Through the eyes of children, young people and families - Evaluation of the model of care delivered by WellChild Nurses
Total value of project
Professor Jane Coad (PI) CFR; Nicky Ashley, CFR; Charlotte Clowes, CFR; Joanne Kelly, CFR; Professor Mark Whiting, University of Hertfordshire; Sean Graham, CELE; Theresa Pengelly, CFR; David Widdas, South Warwickshire Foundation Trust
WellChild/Linda Partridge and Team, South Warwickshire NHS Foundation Trust, University of Hertfordshire, Children and Families Research Team (CFR)
Coventry and Warwickshire Partnership Trust
Duration of project
01/07/2013 - 05/01/2015
The WellChild Nurse has been developed by the WellChild charity to support children, young people and families with complex care needs who require specialist care, and is in many cases the key worker in meeting their specialist needs both in hospital and within their homes.
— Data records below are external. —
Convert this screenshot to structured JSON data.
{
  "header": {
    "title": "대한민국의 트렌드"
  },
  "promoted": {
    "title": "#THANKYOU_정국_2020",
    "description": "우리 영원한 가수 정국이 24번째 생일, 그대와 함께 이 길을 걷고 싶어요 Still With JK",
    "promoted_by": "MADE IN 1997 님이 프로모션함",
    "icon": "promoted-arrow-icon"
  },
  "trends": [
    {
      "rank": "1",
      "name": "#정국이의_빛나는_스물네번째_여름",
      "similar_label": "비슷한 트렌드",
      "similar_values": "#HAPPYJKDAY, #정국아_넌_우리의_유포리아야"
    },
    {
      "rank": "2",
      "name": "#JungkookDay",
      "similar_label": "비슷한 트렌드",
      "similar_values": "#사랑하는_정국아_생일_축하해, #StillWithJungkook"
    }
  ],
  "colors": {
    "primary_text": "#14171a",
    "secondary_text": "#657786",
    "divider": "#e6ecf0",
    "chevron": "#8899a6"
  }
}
The project carried out a longitudinal evaluation, underpinned by innovative multi-methods. Using a framework drawn on the participatory techniques of Appreciative Inquiry, the project has gained an in-depth understanding and evidence for the first time of the WellChild Nurses as key workers and how this role is perceived by children and their families.
The programme of WellChild Nurses has now grown with a total of 17 posts being funded throughout the UK in 2014, with a further six posts to be funded in 2015 increasing the total number of WellChild posts to 24 across England, Scotland, and Wales.
The evaluation of specialist nursing provision by WellChild (dedicated to enabling children to be cared for at home) from 2013-2015 (‘Through the eyes of children, young people and families'), led to a number of changes and new initiatives at WellChild including changing reporting structures from feedback on nurses’ experience, to demonstrating how they made a difference. A new focus by WellChild nurses on training families to be able to support their children at home, has allowed more children to leave hospital and be cared for at home. This caring role of families had previously been underestimated until made more visible by Professor Coad’s research.1 This training activity has been made a UK-wide nursing initiative through a training summit with NHS England which looked at what families needed and led to new training principles launched by WellChild in July 2018 and further training conferences in Manchester and Edge Hill to address the complexity of service provision and commissioning. The WellChild Family Tree was launched in 2014, this is a free to join peer support network that connects families caring for children with exceptional health needs across the UK, through online and face to face groups. Families acknowledge the benefit of this network: “You are never alone. There will always be someone else in the WellChild Family Tree to offer advice and support.”2
The ‘Through the eyes’ research project focused attention on the 24/7 nature of caring for young people with palliative and complex care needs and the caring role of families when nurses aren’t present. This underpinned the launch of #notanurse_but, which is a parent-driven campaign that aims to shine a light on the reality of life behind closed doors for these families. Its goal is to gather evidence and highlight to decision makers the gaps in support that currently exist and need to be filled.1
The nursing model used by WellChild and informed by Professor Coad’s research is having broader influence on other types of nursing in cancer or cystic fibrosis for example. In addition, the work is feeding into service provision developments via the National Confidential Enquiry into Patient Outcome and Death, and the Queen’s Nursing Institute project on transition of care. Professor Coad’s appointment as chair of the WellChild advisory board has also transformed practice, with new working groups set up on data and interpretation, 24/7 care and emotional resilience and more engagement with national drivers.
1 WellChild statement from Linda Partridge, Director of Programmes, WellChild.